**Task goal:** In the material below, how many lines contain "JSON"? Answer with the number alone.

-- Records provided follows --

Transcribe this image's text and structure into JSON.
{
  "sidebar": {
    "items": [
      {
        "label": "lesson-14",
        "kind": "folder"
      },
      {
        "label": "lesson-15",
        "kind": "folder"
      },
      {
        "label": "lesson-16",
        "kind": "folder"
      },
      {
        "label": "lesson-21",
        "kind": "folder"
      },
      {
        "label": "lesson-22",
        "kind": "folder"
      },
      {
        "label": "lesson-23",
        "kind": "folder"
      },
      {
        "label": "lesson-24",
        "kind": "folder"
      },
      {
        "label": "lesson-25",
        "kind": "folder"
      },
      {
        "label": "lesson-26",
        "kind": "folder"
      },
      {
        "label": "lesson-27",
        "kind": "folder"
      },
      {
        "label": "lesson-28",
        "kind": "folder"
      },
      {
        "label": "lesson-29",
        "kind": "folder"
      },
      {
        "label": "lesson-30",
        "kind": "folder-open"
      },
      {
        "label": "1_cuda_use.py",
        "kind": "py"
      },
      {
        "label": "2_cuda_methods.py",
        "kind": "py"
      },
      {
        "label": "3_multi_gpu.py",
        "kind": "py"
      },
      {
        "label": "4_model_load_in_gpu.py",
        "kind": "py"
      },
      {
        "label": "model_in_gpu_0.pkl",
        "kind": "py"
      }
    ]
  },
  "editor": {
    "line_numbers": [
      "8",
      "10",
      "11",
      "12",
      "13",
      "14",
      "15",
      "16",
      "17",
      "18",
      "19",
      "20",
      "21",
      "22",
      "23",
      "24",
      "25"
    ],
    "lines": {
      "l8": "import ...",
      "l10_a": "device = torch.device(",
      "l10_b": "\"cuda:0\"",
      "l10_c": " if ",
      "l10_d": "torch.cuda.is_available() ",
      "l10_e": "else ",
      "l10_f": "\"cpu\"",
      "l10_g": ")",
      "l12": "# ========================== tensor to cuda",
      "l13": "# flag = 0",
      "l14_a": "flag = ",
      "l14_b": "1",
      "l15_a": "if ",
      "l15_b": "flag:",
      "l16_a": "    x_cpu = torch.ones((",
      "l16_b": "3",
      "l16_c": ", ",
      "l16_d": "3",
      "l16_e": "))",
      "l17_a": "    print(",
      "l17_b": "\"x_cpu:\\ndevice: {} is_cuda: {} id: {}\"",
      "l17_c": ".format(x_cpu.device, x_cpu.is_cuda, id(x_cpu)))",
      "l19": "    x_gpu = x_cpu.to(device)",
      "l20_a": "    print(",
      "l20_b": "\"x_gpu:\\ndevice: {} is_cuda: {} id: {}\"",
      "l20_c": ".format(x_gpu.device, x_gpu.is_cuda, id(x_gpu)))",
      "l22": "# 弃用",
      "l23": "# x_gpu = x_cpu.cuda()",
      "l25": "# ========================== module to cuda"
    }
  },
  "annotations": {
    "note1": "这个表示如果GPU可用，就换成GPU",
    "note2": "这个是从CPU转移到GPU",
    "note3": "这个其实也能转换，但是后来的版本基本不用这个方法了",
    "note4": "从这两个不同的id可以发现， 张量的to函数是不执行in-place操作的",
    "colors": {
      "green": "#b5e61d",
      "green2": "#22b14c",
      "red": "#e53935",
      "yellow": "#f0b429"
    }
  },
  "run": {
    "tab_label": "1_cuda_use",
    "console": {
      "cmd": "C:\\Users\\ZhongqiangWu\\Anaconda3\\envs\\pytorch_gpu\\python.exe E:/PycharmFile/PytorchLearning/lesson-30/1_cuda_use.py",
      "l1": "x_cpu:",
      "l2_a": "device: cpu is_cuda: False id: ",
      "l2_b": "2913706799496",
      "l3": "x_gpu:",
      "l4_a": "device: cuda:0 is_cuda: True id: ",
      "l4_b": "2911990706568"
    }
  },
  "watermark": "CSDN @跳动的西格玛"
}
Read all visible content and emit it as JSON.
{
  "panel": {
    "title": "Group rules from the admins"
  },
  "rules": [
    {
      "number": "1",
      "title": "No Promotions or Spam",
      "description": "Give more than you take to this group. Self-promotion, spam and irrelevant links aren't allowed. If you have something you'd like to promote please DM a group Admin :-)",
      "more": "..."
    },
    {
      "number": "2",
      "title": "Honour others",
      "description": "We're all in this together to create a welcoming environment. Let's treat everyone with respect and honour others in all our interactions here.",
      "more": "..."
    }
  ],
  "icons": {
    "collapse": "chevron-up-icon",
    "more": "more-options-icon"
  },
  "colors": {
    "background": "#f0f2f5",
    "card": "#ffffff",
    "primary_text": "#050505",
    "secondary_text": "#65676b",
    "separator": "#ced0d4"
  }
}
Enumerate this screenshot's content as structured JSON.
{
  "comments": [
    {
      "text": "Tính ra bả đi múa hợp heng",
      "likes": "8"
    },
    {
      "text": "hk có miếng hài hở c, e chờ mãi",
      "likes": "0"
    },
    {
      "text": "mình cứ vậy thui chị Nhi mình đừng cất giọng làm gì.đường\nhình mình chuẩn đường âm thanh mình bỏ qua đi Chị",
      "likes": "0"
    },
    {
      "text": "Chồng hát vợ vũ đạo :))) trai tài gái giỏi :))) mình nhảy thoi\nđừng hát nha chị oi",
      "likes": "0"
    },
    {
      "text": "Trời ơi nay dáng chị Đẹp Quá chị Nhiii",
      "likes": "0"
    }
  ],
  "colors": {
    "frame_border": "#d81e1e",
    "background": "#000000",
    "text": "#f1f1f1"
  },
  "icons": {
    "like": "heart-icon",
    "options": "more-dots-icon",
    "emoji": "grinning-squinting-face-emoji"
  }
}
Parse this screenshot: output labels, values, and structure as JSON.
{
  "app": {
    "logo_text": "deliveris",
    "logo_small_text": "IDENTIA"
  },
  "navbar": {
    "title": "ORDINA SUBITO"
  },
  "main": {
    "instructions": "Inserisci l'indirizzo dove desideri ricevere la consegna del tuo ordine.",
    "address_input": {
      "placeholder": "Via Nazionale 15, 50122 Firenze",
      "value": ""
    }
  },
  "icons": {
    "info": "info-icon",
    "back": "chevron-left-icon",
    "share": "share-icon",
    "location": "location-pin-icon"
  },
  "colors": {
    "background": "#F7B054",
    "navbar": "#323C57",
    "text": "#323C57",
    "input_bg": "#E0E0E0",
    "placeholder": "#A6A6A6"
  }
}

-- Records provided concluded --

**Expected answer:** 4